Mince garlic and juice limes. Add garlic to lime juice and set aside. Heat coconut oil in large cast iron skillet, lay chicken pieces in oil and brown nicely. Sprinkle with cayenne and cumin. Turn each piece and pour lime juice and garlic combo over chicken. Distribute the garlic around the chicken pieces. Add Zoodles on top of chicken with salt and pepper. Cover the pan and cook at low heat until Zoodles are tender but still crisp. To speed cooking, add a few tablespoons of water.

I’ve been working on a pizza crust that holds together better than my cauliflower crust, but it’s a work in progress. Check out the cauliflower crust here. It’s challenging sometimes without wheat flour that contains gluten. Write to me if you have ideas for making the crust hold together better!

Mexican Sweet Potato Pizza
Choose your toppings. I used chicken, onions, poblano and red peppers and garlic. If you like, add fresh herbs like parsley or cilantro. Save the grated cheese(s) and pizza sauce for assembly.
After prepping veggies and sautéing in coconut or olive oil, scoot to the sides of the pan and add chicken. When chicken is browned, sprinkle generously with cumin and small amount of ground chipotle. Mix veggies with chicken and put aside in separate dish.
Preheat oven to 400 degrees.
1 medium sweet potato, peeled
? cup rolled oats
1 egg
1/2 teaspoon salt
2 t herbs de provence (or dried herbs of choice)
2 Cloves of garlic
Process oats in the food processor until a very fine flour. Add the peeled and chopped sweet potato, salt, garlic and process until fine. Add egg to processor and process until mixed. The mixture should resemble loose dough.
Spread dough evenly into a 10” cast-iron skillet with a spatula. Bake for 25-30 minutes, until the top is dry to the touch.
Remove from oven and add sauce and toppings, including mozzarella and/or parmesan cheeses. Put back in oven for 10-15 minutes, then cool for 10 minutes, slice in wedges and serve. Enjoy!

Check out my Skillet Apple Baby online at It’s great for dessert OR breakfast! Have fun cooking and see me at or on Face book at Sandys Food for Thought. I would love to hear from you, and your topic suggestions for 2017!
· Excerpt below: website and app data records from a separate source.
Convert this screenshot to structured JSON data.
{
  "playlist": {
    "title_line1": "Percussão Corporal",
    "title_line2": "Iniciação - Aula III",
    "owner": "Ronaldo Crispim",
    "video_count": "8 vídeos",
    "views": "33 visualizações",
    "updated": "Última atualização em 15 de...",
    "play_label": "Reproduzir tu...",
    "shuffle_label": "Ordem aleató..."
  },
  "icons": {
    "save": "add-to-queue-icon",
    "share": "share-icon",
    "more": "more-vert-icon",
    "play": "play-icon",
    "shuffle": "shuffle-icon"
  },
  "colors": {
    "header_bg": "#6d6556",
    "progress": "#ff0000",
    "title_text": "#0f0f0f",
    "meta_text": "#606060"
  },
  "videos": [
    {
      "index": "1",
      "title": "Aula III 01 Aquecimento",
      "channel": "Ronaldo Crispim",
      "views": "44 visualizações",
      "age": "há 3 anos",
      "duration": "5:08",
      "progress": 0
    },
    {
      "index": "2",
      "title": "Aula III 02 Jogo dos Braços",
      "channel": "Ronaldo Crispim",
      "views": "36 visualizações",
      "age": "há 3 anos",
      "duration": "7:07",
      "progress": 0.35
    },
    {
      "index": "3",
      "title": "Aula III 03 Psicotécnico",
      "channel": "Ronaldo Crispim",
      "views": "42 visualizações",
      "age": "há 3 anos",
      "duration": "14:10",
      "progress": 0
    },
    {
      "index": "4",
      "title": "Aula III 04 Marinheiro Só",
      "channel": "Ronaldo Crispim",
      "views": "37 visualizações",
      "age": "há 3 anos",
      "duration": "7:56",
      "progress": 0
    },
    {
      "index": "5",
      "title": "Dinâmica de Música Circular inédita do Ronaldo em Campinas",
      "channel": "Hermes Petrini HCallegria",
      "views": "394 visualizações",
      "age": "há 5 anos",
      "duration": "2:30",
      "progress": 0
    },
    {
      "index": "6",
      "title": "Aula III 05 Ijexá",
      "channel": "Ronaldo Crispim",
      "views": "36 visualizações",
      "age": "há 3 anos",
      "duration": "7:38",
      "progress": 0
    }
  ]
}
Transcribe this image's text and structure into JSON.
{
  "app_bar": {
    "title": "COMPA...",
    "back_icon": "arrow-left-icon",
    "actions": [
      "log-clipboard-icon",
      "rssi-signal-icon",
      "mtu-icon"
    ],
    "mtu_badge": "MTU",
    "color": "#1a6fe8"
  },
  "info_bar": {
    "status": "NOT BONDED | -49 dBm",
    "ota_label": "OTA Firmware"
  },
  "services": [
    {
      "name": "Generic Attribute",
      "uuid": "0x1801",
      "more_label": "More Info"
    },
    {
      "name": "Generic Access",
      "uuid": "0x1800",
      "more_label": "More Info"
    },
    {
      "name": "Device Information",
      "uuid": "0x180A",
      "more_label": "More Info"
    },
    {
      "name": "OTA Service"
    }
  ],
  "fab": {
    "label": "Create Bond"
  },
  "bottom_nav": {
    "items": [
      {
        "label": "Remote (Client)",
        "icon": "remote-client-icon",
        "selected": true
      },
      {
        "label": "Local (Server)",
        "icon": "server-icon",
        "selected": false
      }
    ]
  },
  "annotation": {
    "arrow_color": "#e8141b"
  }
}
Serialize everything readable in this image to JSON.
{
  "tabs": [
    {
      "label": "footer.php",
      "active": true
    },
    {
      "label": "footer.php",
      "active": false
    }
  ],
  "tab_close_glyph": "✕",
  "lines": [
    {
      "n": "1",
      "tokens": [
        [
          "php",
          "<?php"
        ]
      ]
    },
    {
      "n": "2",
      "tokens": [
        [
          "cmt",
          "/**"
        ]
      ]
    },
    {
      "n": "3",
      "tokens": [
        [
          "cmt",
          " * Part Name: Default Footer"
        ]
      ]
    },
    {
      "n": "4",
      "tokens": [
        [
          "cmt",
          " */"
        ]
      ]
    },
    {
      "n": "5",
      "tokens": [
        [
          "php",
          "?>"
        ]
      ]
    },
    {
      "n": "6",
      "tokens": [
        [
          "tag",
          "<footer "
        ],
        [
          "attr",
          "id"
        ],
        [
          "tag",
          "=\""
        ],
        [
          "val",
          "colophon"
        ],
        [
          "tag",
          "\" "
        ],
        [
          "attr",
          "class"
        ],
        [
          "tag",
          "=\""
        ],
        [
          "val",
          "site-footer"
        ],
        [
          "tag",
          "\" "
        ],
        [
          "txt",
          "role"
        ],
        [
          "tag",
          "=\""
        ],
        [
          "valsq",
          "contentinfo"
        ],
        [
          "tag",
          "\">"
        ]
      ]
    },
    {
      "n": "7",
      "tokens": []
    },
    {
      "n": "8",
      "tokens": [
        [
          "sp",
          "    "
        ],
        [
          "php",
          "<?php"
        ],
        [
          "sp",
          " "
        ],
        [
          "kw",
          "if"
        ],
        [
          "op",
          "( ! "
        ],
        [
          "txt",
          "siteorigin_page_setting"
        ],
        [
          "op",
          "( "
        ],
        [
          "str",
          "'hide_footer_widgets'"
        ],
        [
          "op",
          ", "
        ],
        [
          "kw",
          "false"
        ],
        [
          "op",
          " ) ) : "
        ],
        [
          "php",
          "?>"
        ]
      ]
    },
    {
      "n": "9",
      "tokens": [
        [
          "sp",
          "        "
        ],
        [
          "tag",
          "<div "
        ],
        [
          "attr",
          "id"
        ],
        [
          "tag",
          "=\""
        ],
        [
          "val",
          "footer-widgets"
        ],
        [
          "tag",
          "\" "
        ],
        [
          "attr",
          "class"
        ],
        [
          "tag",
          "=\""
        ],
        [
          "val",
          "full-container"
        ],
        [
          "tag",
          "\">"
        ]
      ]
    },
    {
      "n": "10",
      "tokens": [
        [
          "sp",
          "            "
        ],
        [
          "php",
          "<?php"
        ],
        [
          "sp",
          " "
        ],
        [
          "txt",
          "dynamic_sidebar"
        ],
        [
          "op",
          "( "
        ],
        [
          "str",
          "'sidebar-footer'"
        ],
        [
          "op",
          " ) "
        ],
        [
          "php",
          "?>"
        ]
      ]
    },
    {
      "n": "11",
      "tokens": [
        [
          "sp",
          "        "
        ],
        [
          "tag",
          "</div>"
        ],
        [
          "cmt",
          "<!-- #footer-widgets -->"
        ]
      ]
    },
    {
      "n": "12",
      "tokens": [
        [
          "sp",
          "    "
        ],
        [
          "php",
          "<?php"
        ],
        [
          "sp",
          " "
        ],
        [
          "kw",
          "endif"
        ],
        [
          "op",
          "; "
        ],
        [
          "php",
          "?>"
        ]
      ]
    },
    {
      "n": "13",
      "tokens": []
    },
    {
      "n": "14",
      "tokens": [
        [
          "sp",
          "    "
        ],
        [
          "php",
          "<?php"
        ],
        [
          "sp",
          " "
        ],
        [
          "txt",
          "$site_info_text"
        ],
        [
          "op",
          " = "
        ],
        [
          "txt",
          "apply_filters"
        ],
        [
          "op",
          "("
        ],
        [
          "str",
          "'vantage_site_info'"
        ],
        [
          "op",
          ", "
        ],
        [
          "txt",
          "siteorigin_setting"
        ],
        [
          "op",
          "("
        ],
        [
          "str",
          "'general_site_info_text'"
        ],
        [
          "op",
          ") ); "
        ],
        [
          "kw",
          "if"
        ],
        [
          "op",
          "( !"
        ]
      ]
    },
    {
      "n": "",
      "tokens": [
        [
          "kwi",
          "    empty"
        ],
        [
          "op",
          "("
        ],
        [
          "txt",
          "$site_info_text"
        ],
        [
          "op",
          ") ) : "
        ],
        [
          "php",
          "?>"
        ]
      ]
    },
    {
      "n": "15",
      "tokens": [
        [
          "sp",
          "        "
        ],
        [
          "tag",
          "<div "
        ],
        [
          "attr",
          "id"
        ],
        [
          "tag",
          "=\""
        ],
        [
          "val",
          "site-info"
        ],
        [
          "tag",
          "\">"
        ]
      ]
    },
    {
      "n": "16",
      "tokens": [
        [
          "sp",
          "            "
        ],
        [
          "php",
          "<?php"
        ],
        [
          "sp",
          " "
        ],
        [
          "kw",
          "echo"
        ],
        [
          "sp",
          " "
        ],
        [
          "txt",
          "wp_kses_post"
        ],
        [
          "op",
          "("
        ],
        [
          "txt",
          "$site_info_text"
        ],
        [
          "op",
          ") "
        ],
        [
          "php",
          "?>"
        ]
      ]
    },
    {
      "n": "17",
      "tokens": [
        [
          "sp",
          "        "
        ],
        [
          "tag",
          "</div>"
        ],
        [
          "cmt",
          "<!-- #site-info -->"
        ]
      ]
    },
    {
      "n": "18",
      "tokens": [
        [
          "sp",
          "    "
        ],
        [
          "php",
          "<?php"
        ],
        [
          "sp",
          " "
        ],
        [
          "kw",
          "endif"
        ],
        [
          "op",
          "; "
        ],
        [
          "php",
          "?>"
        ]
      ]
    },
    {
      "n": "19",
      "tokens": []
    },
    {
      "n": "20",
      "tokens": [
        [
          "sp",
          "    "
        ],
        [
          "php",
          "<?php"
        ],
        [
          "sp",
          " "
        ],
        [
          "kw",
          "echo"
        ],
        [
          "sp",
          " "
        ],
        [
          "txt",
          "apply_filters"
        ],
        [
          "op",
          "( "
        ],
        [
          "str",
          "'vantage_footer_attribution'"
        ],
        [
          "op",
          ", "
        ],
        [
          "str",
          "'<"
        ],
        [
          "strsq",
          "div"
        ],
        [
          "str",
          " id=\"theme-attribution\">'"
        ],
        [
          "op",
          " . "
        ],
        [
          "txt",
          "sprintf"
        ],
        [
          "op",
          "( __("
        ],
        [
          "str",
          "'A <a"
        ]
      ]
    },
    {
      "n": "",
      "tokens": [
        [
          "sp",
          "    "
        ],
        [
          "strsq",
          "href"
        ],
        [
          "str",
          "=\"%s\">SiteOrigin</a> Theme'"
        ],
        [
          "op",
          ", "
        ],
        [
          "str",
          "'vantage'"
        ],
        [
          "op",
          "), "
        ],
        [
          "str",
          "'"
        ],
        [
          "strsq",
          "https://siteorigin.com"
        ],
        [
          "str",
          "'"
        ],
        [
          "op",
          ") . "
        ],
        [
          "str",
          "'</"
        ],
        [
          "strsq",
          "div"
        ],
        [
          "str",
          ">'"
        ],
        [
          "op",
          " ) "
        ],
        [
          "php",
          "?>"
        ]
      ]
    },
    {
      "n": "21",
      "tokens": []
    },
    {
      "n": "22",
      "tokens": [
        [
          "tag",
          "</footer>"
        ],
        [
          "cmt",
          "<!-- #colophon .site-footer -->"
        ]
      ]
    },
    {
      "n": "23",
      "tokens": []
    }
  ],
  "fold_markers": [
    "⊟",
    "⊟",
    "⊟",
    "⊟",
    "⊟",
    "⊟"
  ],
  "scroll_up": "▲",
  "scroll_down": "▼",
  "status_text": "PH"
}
Sandy McCall’s day job is working as the Broker/Owner of Southern Life Realty. When she’s not being the “mad scientist” in the kitchen or loving-up her cat and dogs, she enjoys being the Food Editor for WNC Woman Magazine and volunteering in the community.

Check out Sandy’s Blog at 828.273.9755

Sandy McCall
Written by Sandy McCall